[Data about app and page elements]

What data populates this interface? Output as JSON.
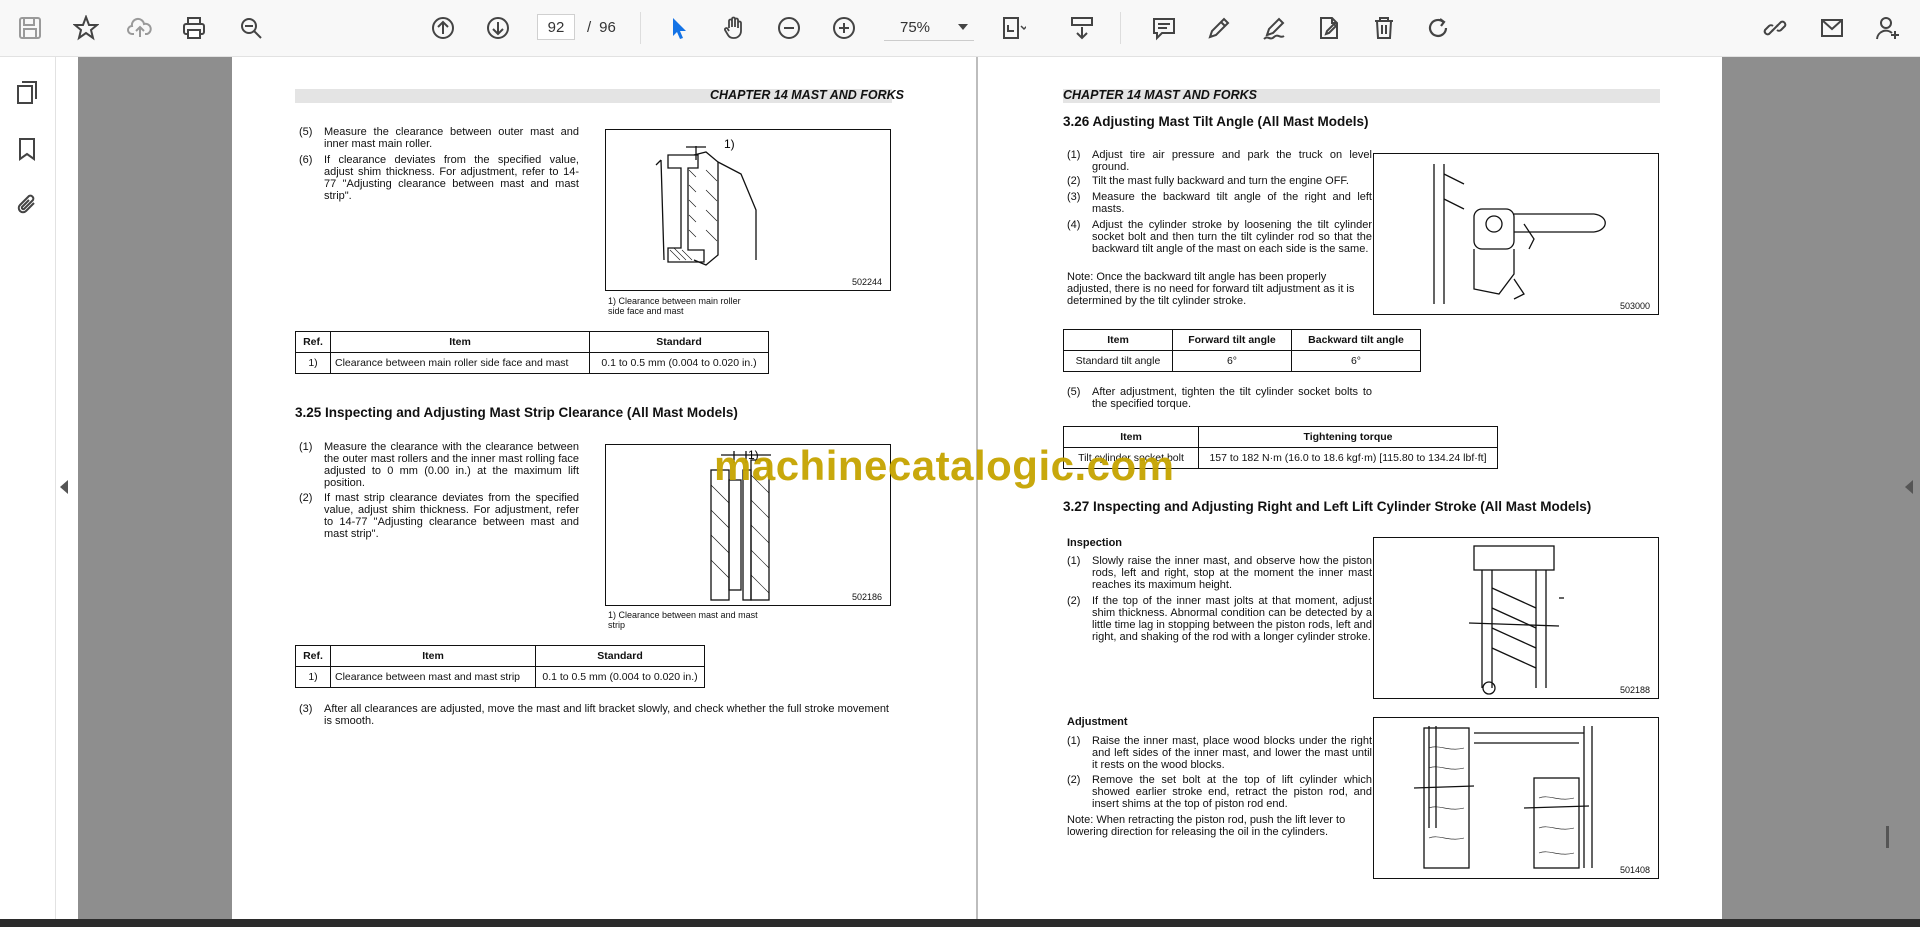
{
  "toolbar": {
    "page_current": "92",
    "page_separator": "/",
    "page_total": "96",
    "zoom": "75%"
  },
  "header": {
    "left": "CHAPTER 14 MAST AND FORKS",
    "right": "CHAPTER 14 MAST AND FORKS"
  },
  "left_page": {
    "items_top": [
      {
        "num": "(5)",
        "text": "Measure the clearance between outer mast and inner mast main roller."
      },
      {
        "num": "(6)",
        "text": "If clearance deviates from the specified value, adjust shim thickness. For adjustment, refer to 14-77 \"Adjusting clearance between mast and mast strip\"."
      }
    ],
    "fig1": {
      "label": "1)",
      "code": "502244",
      "caption": "1) Clearance between main roller side face and mast"
    },
    "table1": {
      "headers": [
        "Ref.",
        "Item",
        "Standard"
      ],
      "rows": [
        [
          "1)",
          "Clearance between main roller side face and mast",
          "0.1 to 0.5 mm (0.004 to 0.020 in.)"
        ]
      ]
    },
    "section_325": "3.25    Inspecting and Adjusting Mast Strip Clearance (All Mast Models)",
    "items_325": [
      {
        "num": "(1)",
        "text": "Measure the clearance with the clearance between the outer mast rollers and the inner mast rolling face adjusted to 0 mm (0.00 in.) at the maximum lift position."
      },
      {
        "num": "(2)",
        "text": "If mast strip clearance deviates from the specified value, adjust shim thickness. For adjustment, refer to 14-77 \"Adjusting clearance between mast and mast strip\"."
      }
    ],
    "fig2": {
      "label": "1)",
      "code": "502186",
      "caption": "1) Clearance between mast and mast strip"
    },
    "table2": {
      "headers": [
        "Ref.",
        "Item",
        "Standard"
      ],
      "rows": [
        [
          "1)",
          "Clearance between mast and mast strip",
          "0.1 to 0.5 mm (0.004 to 0.020 in.)"
        ]
      ]
    },
    "item_3": {
      "num": "(3)",
      "text": "After all clearances are adjusted, move the mast and lift bracket slowly, and check whether the full stroke movement is smooth."
    }
  },
  "right_page": {
    "section_326": "3.26    Adjusting Mast Tilt Angle (All Mast Models)",
    "items_326": [
      {
        "num": "(1)",
        "text": "Adjust tire air pressure and park the truck on level ground."
      },
      {
        "num": "(2)",
        "text": "Tilt the mast fully backward and turn the engine OFF."
      },
      {
        "num": "(3)",
        "text": "Measure the backward tilt angle of the right and left masts."
      },
      {
        "num": "(4)",
        "text": "Adjust the cylinder stroke by loosening the tilt cylinder socket bolt and then turn the tilt cylinder rod so that the backward tilt angle of the mast on each side is the same."
      }
    ],
    "note_326": "Note: Once the backward tilt angle has been properly adjusted, there is no need for forward tilt adjustment as it is determined by the tilt cylinder stroke.",
    "fig3": {
      "code": "503000"
    },
    "table3": {
      "headers": [
        "Item",
        "Forward tilt angle",
        "Backward tilt angle"
      ],
      "rows": [
        [
          "Standard tilt angle",
          "6°",
          "6°"
        ]
      ]
    },
    "item_5": {
      "num": "(5)",
      "text": "After adjustment, tighten the tilt cylinder socket bolts to the specified torque."
    },
    "table4": {
      "headers": [
        "Item",
        "Tightening torque"
      ],
      "rows": [
        [
          "Tilt cylinder socket bolt",
          "157 to 182 N·m (16.0 to 18.6 kgf·m) [115.80 to 134.24 lbf·ft]"
        ]
      ]
    },
    "section_327": "3.27    Inspecting and Adjusting Right and Left Lift Cylinder Stroke (All Mast Models)",
    "inspection_title": "Inspection",
    "items_inspection": [
      {
        "num": "(1)",
        "text": "Slowly raise the inner mast, and observe how the piston rods, left and right, stop at the moment the inner mast reaches its maximum height."
      },
      {
        "num": "(2)",
        "text": "If the top of the inner mast jolts at that moment, adjust shim thickness. Abnormal condition can be detected by a little time lag in stopping between the piston rods, left and right, and shaking of the rod with a longer cylinder stroke."
      }
    ],
    "fig4": {
      "code": "502188"
    },
    "adjustment_title": "Adjustment",
    "items_adjustment": [
      {
        "num": "(1)",
        "text": "Raise the inner mast, place wood blocks under the right and left sides of the inner mast, and lower the mast until it rests on the wood blocks."
      },
      {
        "num": "(2)",
        "text": "Remove the set bolt at the top of lift cylinder which showed earlier stroke end, retract the piston rod, and insert shims at the top of piston rod end."
      }
    ],
    "note_adjustment": "Note: When retracting the piston rod, push the lift lever to lowering direction for releasing the oil in the cylinders.",
    "fig5": {
      "code": "501408"
    }
  },
  "watermark": "machinecatalogic.com",
  "icons": {
    "toolbar": [
      "save-icon",
      "star-icon",
      "cloud-upload-icon",
      "print-icon",
      "zoom-search-icon",
      "page-up-icon",
      "page-down-icon",
      "select-cursor-icon",
      "hand-icon",
      "zoom-out-icon",
      "zoom-in-icon",
      "fit-page-icon",
      "scroll-mode-icon",
      "comment-icon",
      "pen-icon",
      "sign-icon",
      "edit-pdf-icon",
      "delete-icon",
      "redo-icon",
      "share-link-icon",
      "email-icon",
      "account-icon"
    ],
    "sidebar": [
      "thumbnails-icon",
      "bookmark-icon",
      "attachment-icon"
    ]
  },
  "colors": {
    "watermark": "#c6a400",
    "accent": "#1473e6",
    "doc_background": "#8e8e8e"
  }
}
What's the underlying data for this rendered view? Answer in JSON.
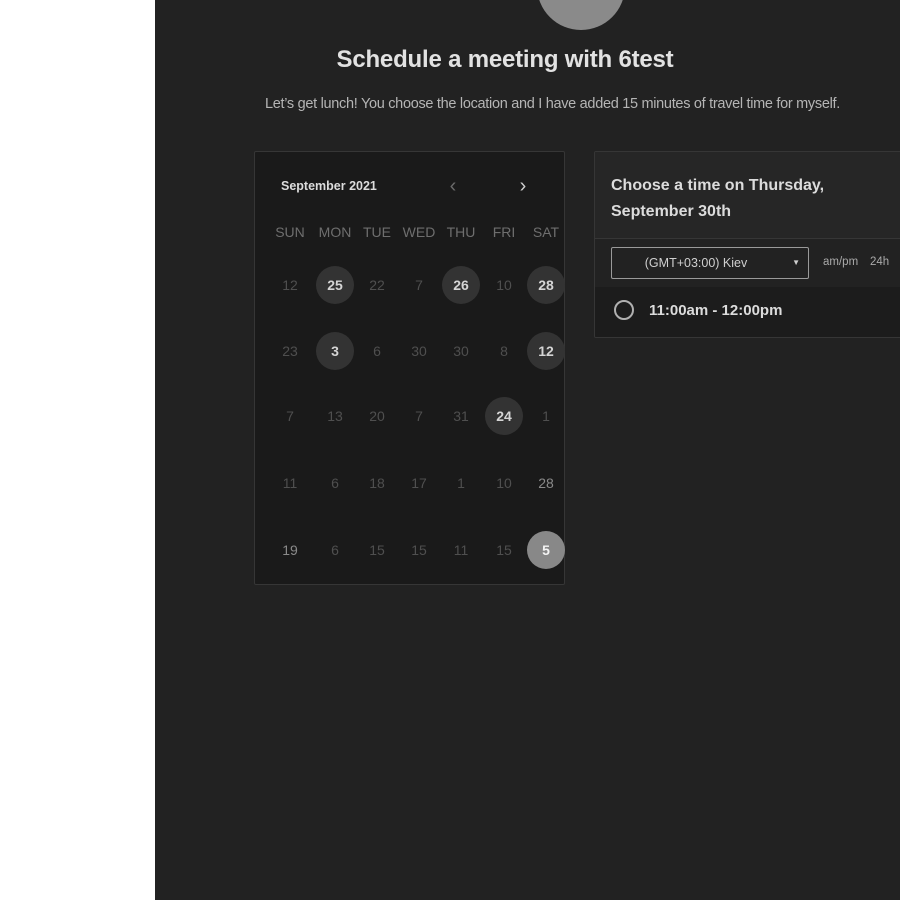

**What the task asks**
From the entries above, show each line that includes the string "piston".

**Exercise output**
        "text": "Slowly raise the inner mast, and observe how the piston rods, left and right, stop at the moment the inner mast reaches its maximum height."
        "text": "If the top of the inner mast jolts at that moment, adjust shim thickness. Abnormal condition can be detected by a little time lag in stopping between the piston rods, left and right, and shaking of the rod with a longer cylinder stroke."
        "text": "Remove the set bolt at the top of lift cylinder which showed earlier stroke end, retract the piston rod, and insert shims at the top of piston rod end."
    "note_adjustment": "Note: When retracting the piston rod, push the lift lever to lowering direction for releasing the oil in the cylinders.",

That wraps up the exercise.